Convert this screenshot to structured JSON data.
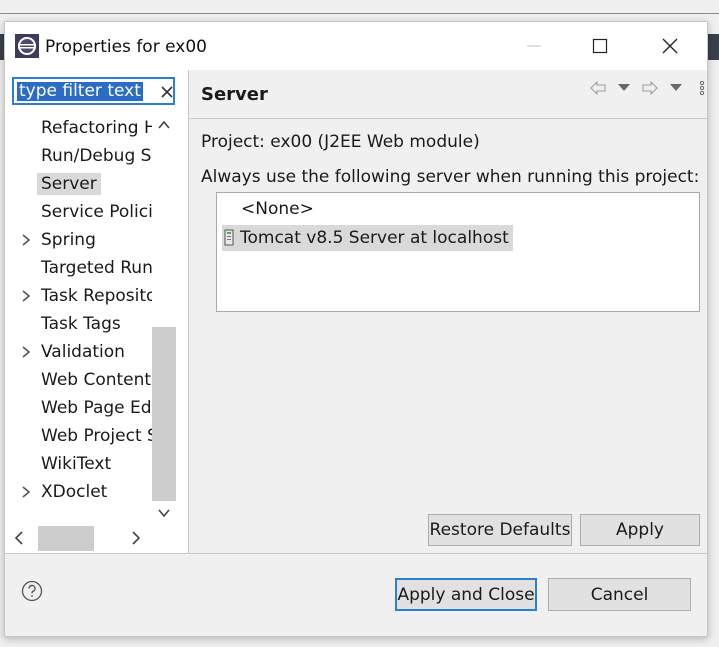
{
  "window": {
    "title": "Properties for ex00"
  },
  "filter": {
    "text": "type filter text"
  },
  "tree": {
    "items": [
      {
        "label": "Refactoring H",
        "expandable": false,
        "selected": false
      },
      {
        "label": "Run/Debug Se",
        "expandable": false,
        "selected": false
      },
      {
        "label": "Server",
        "expandable": false,
        "selected": true
      },
      {
        "label": "Service Policie",
        "expandable": false,
        "selected": false
      },
      {
        "label": "Spring",
        "expandable": true,
        "selected": false
      },
      {
        "label": "Targeted Run",
        "expandable": false,
        "selected": false
      },
      {
        "label": "Task Reposito",
        "expandable": true,
        "selected": false
      },
      {
        "label": "Task Tags",
        "expandable": false,
        "selected": false
      },
      {
        "label": "Validation",
        "expandable": true,
        "selected": false
      },
      {
        "label": "Web Content",
        "expandable": false,
        "selected": false
      },
      {
        "label": "Web Page Ed",
        "expandable": false,
        "selected": false
      },
      {
        "label": "Web Project S",
        "expandable": false,
        "selected": false
      },
      {
        "label": "WikiText",
        "expandable": false,
        "selected": false
      },
      {
        "label": "XDoclet",
        "expandable": true,
        "selected": false
      }
    ]
  },
  "page": {
    "title": "Server",
    "project": "Project: ex00 (J2EE Web module)",
    "server_label": "Always use the following server when running this project:",
    "servers": [
      "<None>",
      "Tomcat v8.5 Server at localhost"
    ],
    "selected_server": "Tomcat v8.5 Server at localhost"
  },
  "buttons": {
    "restore": "Restore Defaults",
    "apply": "Apply",
    "apply_close": "Apply and Close",
    "cancel": "Cancel"
  },
  "colors": {
    "accent": "#2a7fd6",
    "selection": "#d9d9d9"
  }
}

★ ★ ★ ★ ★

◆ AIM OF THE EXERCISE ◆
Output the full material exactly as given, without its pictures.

◆ SOLUTION FOR THIS TASK ◆
Convert this screenshot to structured JSON data.
{
  "window": {
    "title": "Properties for ex00"
  },
  "filter": {
    "text": "type filter text"
  },
  "tree": {
    "items": [
      {
        "label": "Refactoring H",
        "expandable": false,
        "selected": false
      },
      {
        "label": "Run/Debug Se",
        "expandable": false,
        "selected": false
      },
      {
        "label": "Server",
        "expandable": false,
        "selected": true
      },
      {
        "label": "Service Policie",
        "expandable": false,
        "selected": false
      },
      {
        "label": "Spring",
        "expandable": true,
        "selected": false
      },
      {
        "label": "Targeted Run",
        "expandable": false,
        "selected": false
      },
      {
        "label": "Task Reposito",
        "expandable": true,
        "selected": false
      },
      {
        "label": "Task Tags",
        "expandable": false,
        "selected": false
      },
      {
        "label": "Validation",
        "expandable": true,
        "selected": false
      },
      {
        "label": "Web Content",
        "expandable": false,
        "selected": false
      },
      {
        "label": "Web Page Ed",
        "expandable": false,
        "selected": false
      },
      {
        "label": "Web Project S",
        "expandable": false,
        "selected": false
      },
      {
        "label": "WikiText",
        "expandable": false,
        "selected": false
      },
      {
        "label": "XDoclet",
        "expandable": true,
        "selected": false
      }
    ]
  },
  "page": {
    "title": "Server",
    "project": "Project: ex00 (J2EE Web module)",
    "server_label": "Always use the following server when running this project:",
    "servers": [
      "<None>",
      "Tomcat v8.5 Server at localhost"
    ],
    "selected_server": "Tomcat v8.5 Server at localhost"
  },
  "buttons": {
    "restore": "Restore Defaults",
    "apply": "Apply",
    "apply_close": "Apply and Close",
    "cancel": "Cancel"
  },
  "colors": {
    "accent": "#2a7fd6",
    "selection": "#d9d9d9"
  }
}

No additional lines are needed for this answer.